- YOUR OBJECTIVE -
All of the records must be set down again word for word.
[SUPPLIED RECORDS Boundary: Start]
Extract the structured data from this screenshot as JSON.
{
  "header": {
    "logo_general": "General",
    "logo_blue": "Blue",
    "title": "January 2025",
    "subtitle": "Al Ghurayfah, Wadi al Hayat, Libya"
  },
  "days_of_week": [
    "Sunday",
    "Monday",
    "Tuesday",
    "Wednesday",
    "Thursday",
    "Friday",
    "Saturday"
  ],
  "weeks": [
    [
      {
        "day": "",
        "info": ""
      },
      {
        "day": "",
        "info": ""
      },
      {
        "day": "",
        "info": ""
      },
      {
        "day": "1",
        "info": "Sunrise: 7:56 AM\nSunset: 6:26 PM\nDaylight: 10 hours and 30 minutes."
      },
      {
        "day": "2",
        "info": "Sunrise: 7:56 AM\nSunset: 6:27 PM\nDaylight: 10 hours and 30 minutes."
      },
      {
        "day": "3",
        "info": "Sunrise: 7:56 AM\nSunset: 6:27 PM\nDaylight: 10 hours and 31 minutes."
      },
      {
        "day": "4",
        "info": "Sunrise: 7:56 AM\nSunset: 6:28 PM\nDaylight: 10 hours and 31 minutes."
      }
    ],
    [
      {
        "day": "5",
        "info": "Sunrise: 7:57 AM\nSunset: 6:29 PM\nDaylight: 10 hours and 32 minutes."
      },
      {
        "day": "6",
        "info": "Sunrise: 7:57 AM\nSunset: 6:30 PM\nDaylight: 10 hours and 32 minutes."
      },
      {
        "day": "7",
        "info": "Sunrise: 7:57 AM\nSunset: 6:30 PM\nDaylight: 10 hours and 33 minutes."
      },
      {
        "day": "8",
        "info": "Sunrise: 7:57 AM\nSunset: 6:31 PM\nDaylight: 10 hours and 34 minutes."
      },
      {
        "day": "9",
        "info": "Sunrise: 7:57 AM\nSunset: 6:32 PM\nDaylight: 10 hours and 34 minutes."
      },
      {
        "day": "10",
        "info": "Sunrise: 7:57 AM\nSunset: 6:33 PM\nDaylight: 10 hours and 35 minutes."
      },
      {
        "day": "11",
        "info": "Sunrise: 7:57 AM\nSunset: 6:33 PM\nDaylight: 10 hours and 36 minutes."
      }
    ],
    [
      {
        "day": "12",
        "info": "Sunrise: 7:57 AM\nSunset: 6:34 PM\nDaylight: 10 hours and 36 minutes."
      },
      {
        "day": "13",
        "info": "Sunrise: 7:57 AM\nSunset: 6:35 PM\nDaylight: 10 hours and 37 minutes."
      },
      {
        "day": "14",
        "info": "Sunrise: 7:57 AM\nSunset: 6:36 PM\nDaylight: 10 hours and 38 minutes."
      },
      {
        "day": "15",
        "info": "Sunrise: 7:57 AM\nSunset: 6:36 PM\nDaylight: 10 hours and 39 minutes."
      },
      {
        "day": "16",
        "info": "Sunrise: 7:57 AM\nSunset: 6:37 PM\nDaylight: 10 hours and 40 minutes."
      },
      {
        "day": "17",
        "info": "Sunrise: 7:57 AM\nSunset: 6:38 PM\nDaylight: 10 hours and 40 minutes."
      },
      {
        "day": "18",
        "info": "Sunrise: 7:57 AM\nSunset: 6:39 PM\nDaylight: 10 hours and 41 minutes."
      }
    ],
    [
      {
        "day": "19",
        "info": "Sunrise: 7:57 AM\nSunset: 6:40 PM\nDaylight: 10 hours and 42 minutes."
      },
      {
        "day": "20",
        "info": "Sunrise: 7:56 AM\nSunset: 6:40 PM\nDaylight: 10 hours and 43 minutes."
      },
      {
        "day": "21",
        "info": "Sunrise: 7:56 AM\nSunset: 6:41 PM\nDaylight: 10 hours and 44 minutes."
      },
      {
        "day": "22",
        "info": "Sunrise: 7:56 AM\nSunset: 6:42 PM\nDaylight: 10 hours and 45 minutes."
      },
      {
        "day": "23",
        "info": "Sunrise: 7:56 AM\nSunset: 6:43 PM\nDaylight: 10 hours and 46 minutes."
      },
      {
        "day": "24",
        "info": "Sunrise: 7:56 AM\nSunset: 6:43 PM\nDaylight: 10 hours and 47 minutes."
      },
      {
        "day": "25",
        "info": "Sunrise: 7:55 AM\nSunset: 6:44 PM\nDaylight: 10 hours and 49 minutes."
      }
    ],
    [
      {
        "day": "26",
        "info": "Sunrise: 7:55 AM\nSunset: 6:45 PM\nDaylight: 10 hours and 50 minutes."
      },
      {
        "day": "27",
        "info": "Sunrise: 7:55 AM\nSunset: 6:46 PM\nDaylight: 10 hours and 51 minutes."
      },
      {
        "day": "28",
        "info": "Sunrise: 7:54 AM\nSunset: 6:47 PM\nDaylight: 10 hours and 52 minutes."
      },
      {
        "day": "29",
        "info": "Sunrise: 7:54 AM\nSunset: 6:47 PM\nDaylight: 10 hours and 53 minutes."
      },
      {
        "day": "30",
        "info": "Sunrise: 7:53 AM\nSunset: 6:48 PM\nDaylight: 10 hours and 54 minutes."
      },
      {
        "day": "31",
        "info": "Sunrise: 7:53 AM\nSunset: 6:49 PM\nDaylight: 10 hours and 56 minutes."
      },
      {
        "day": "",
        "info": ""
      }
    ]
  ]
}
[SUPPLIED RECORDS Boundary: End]
- RESPONSE BELOW -
Extract the structured data from this screenshot as JSON.
{
  "header": {
    "logo_general": "General",
    "logo_blue": "Blue",
    "title": "January 2025",
    "subtitle": "Al Ghurayfah, Wadi al Hayat, Libya"
  },
  "days_of_week": [
    "Sunday",
    "Monday",
    "Tuesday",
    "Wednesday",
    "Thursday",
    "Friday",
    "Saturday"
  ],
  "weeks": [
    [
      {
        "day": "",
        "info": ""
      },
      {
        "day": "",
        "info": ""
      },
      {
        "day": "",
        "info": ""
      },
      {
        "day": "1",
        "info": "Sunrise: 7:56 AM\nSunset: 6:26 PM\nDaylight: 10 hours and 30 minutes."
      },
      {
        "day": "2",
        "info": "Sunrise: 7:56 AM\nSunset: 6:27 PM\nDaylight: 10 hours and 30 minutes."
      },
      {
        "day": "3",
        "info": "Sunrise: 7:56 AM\nSunset: 6:27 PM\nDaylight: 10 hours and 31 minutes."
      },
      {
        "day": "4",
        "info": "Sunrise: 7:56 AM\nSunset: 6:28 PM\nDaylight: 10 hours and 31 minutes."
      }
    ],
    [
      {
        "day": "5",
        "info": "Sunrise: 7:57 AM\nSunset: 6:29 PM\nDaylight: 10 hours and 32 minutes."
      },
      {
        "day": "6",
        "info": "Sunrise: 7:57 AM\nSunset: 6:30 PM\nDaylight: 10 hours and 32 minutes."
      },
      {
        "day": "7",
        "info": "Sunrise: 7:57 AM\nSunset: 6:30 PM\nDaylight: 10 hours and 33 minutes."
      },
      {
        "day": "8",
        "info": "Sunrise: 7:57 AM\nSunset: 6:31 PM\nDaylight: 10 hours and 34 minutes."
      },
      {
        "day": "9",
        "info": "Sunrise: 7:57 AM\nSunset: 6:32 PM\nDaylight: 10 hours and 34 minutes."
      },
      {
        "day": "10",
        "info": "Sunrise: 7:57 AM\nSunset: 6:33 PM\nDaylight: 10 hours and 35 minutes."
      },
      {
        "day": "11",
        "info": "Sunrise: 7:57 AM\nSunset: 6:33 PM\nDaylight: 10 hours and 36 minutes."
      }
    ],
    [
      {
        "day": "12",
        "info": "Sunrise: 7:57 AM\nSunset: 6:34 PM\nDaylight: 10 hours and 36 minutes."
      },
      {
        "day": "13",
        "info": "Sunrise: 7:57 AM\nSunset: 6:35 PM\nDaylight: 10 hours and 37 minutes."
      },
      {
        "day": "14",
        "info": "Sunrise: 7:57 AM\nSunset: 6:36 PM\nDaylight: 10 hours and 38 minutes."
      },
      {
        "day": "15",
        "info": "Sunrise: 7:57 AM\nSunset: 6:36 PM\nDaylight: 10 hours and 39 minutes."
      },
      {
        "day": "16",
        "info": "Sunrise: 7:57 AM\nSunset: 6:37 PM\nDaylight: 10 hours and 40 minutes."
      },
      {
        "day": "17",
        "info": "Sunrise: 7:57 AM\nSunset: 6:38 PM\nDaylight: 10 hours and 40 minutes."
      },
      {
        "day": "18",
        "info": "Sunrise: 7:57 AM\nSunset: 6:39 PM\nDaylight: 10 hours and 41 minutes."
      }
    ],
    [
      {
        "day": "19",
        "info": "Sunrise: 7:57 AM\nSunset: 6:40 PM\nDaylight: 10 hours and 42 minutes."
      },
      {
        "day": "20",
        "info": "Sunrise: 7:56 AM\nSunset: 6:40 PM\nDaylight: 10 hours and 43 minutes."
      },
      {
        "day": "21",
        "info": "Sunrise: 7:56 AM\nSunset: 6:41 PM\nDaylight: 10 hours and 44 minutes."
      },
      {
        "day": "22",
        "info": "Sunrise: 7:56 AM\nSunset: 6:42 PM\nDaylight: 10 hours and 45 minutes."
      },
      {
        "day": "23",
        "info": "Sunrise: 7:56 AM\nSunset: 6:43 PM\nDaylight: 10 hours and 46 minutes."
      },
      {
        "day": "24",
        "info": "Sunrise: 7:56 AM\nSunset: 6:43 PM\nDaylight: 10 hours and 47 minutes."
      },
      {
        "day": "25",
        "info": "Sunrise: 7:55 AM\nSunset: 6:44 PM\nDaylight: 10 hours and 49 minutes."
      }
    ],
    [
      {
        "day": "26",
        "info": "Sunrise: 7:55 AM\nSunset: 6:45 PM\nDaylight: 10 hours and 50 minutes."
      },
      {
        "day": "27",
        "info": "Sunrise: 7:55 AM\nSunset: 6:46 PM\nDaylight: 10 hours and 51 minutes."
      },
      {
        "day": "28",
        "info": "Sunrise: 7:54 AM\nSunset: 6:47 PM\nDaylight: 10 hours and 52 minutes."
      },
      {
        "day": "29",
        "info": "Sunrise: 7:54 AM\nSunset: 6:47 PM\nDaylight: 10 hours and 53 minutes."
      },
      {
        "day": "30",
        "info": "Sunrise: 7:53 AM\nSunset: 6:48 PM\nDaylight: 10 hours and 54 minutes."
      },
      {
        "day": "31",
        "info": "Sunrise: 7:53 AM\nSunset: 6:49 PM\nDaylight: 10 hours and 56 minutes."
      },
      {
        "day": "",
        "info": ""
      }
    ]
  ]
}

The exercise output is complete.